» PROBLEM TO SOLVE: Show all the lines in the data below that include the word "title".

Interface dataset entries:
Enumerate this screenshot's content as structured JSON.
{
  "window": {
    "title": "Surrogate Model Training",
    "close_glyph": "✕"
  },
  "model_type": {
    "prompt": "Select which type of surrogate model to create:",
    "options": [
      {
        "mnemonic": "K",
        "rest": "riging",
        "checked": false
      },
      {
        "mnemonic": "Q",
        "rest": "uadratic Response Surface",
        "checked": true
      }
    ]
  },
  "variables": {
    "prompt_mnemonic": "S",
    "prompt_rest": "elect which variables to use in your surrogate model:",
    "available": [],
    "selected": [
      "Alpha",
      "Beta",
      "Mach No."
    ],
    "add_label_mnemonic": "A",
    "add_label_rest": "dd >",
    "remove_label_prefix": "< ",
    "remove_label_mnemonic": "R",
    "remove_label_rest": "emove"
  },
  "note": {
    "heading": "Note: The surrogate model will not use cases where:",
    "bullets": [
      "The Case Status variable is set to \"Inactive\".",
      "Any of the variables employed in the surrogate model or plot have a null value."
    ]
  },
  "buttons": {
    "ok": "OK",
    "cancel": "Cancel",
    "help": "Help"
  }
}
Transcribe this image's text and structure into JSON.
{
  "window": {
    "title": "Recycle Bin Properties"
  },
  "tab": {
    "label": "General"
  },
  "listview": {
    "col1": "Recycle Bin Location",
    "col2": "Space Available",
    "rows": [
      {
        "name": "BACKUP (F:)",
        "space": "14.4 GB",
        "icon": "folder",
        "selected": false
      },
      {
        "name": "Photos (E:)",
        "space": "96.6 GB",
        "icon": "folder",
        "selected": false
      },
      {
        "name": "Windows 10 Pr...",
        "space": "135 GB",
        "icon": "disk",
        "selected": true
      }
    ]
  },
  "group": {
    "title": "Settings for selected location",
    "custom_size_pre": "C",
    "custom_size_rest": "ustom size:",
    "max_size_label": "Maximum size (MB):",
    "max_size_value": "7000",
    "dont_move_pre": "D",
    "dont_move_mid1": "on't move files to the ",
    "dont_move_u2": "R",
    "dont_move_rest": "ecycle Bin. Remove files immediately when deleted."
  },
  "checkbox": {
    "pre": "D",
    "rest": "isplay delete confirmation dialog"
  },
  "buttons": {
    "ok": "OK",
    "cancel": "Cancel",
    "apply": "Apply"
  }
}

» RESPONSE TO THIS TASK:
    "title": "Surrogate Model Training",
    "title": "Recycle Bin Properties"
    "title": "Settings for selected location",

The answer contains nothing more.